The data START

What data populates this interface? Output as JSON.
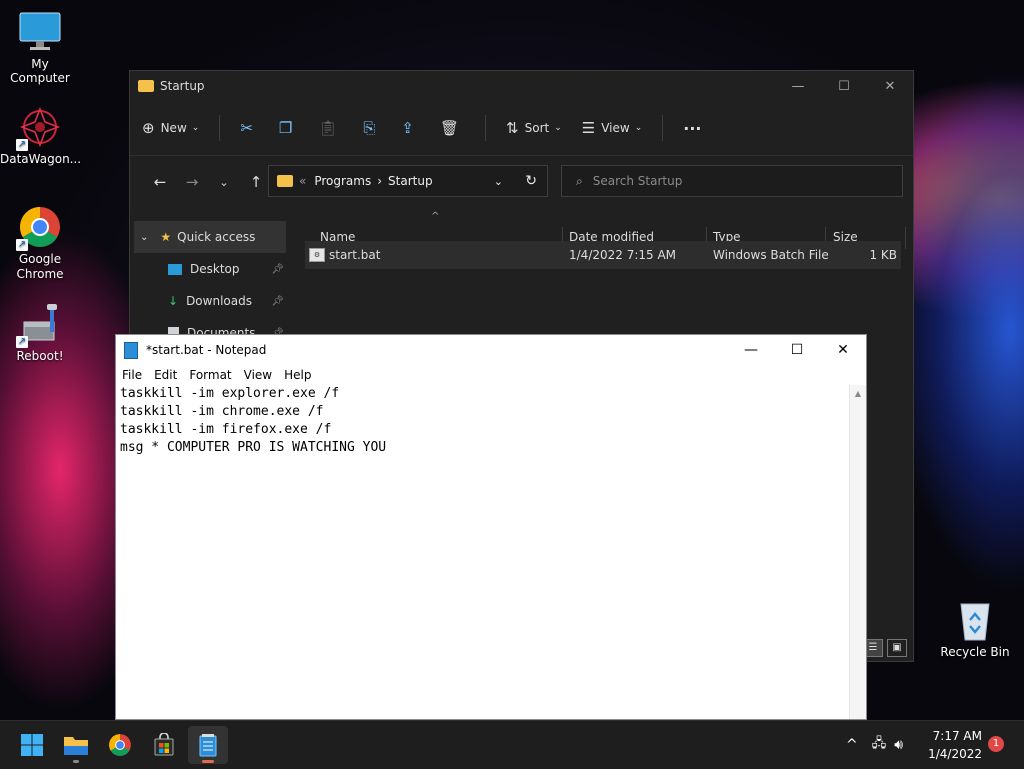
{
  "desktop": {
    "icons": [
      {
        "label": "My Computer"
      },
      {
        "label": "DataWagon..."
      },
      {
        "label": "Google Chrome"
      },
      {
        "label": "Reboot!"
      },
      {
        "label": "Recycle Bin"
      }
    ]
  },
  "explorer": {
    "title": "Startup",
    "toolbar": {
      "new": "New",
      "sort": "Sort",
      "view": "View",
      "more": "···"
    },
    "address": {
      "prefix": "«",
      "crumb1": "Programs",
      "sep": "›",
      "crumb2": "Startup"
    },
    "search_placeholder": "Search Startup",
    "sidebar": [
      {
        "label": "Quick access"
      },
      {
        "label": "Desktop"
      },
      {
        "label": "Downloads"
      },
      {
        "label": "Documents"
      }
    ],
    "columns": {
      "name": "Name",
      "date": "Date modified",
      "type": "Type",
      "size": "Size"
    },
    "files": [
      {
        "name": "start.bat",
        "date": "1/4/2022 7:15 AM",
        "type": "Windows Batch File",
        "size": "1 KB"
      }
    ]
  },
  "notepad": {
    "title": "*start.bat - Notepad",
    "menu": [
      "File",
      "Edit",
      "Format",
      "View",
      "Help"
    ],
    "content": "taskkill -im explorer.exe /f\ntaskkill -im chrome.exe /f\ntaskkill -im firefox.exe /f\nmsg * COMPUTER PRO IS WATCHING YOU"
  },
  "taskbar": {
    "time": "7:17 AM",
    "date": "1/4/2022",
    "notification_count": "1"
  },
  "colors": {
    "explorer_bg": "#202020",
    "folder_yellow": "#f4c24a",
    "accent_blue": "#7cc4ff",
    "taskbar_bg": "#1e1e1e",
    "badge_red": "#e04848"
  }
}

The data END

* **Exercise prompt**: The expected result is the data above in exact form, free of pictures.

* **Your solution**:
What data populates this interface? Output as JSON.
{
  "desktop": {
    "icons": [
      {
        "label": "My Computer"
      },
      {
        "label": "DataWagon..."
      },
      {
        "label": "Google Chrome"
      },
      {
        "label": "Reboot!"
      },
      {
        "label": "Recycle Bin"
      }
    ]
  },
  "explorer": {
    "title": "Startup",
    "toolbar": {
      "new": "New",
      "sort": "Sort",
      "view": "View",
      "more": "···"
    },
    "address": {
      "prefix": "«",
      "crumb1": "Programs",
      "sep": "›",
      "crumb2": "Startup"
    },
    "search_placeholder": "Search Startup",
    "sidebar": [
      {
        "label": "Quick access"
      },
      {
        "label": "Desktop"
      },
      {
        "label": "Downloads"
      },
      {
        "label": "Documents"
      }
    ],
    "columns": {
      "name": "Name",
      "date": "Date modified",
      "type": "Type",
      "size": "Size"
    },
    "files": [
      {
        "name": "start.bat",
        "date": "1/4/2022 7:15 AM",
        "type": "Windows Batch File",
        "size": "1 KB"
      }
    ]
  },
  "notepad": {
    "title": "*start.bat - Notepad",
    "menu": [
      "File",
      "Edit",
      "Format",
      "View",
      "Help"
    ],
    "content": "taskkill -im explorer.exe /f\ntaskkill -im chrome.exe /f\ntaskkill -im firefox.exe /f\nmsg * COMPUTER PRO IS WATCHING YOU"
  },
  "taskbar": {
    "time": "7:17 AM",
    "date": "1/4/2022",
    "notification_count": "1"
  },
  "colors": {
    "explorer_bg": "#202020",
    "folder_yellow": "#f4c24a",
    "accent_blue": "#7cc4ff",
    "taskbar_bg": "#1e1e1e",
    "badge_red": "#e04848"
  }
}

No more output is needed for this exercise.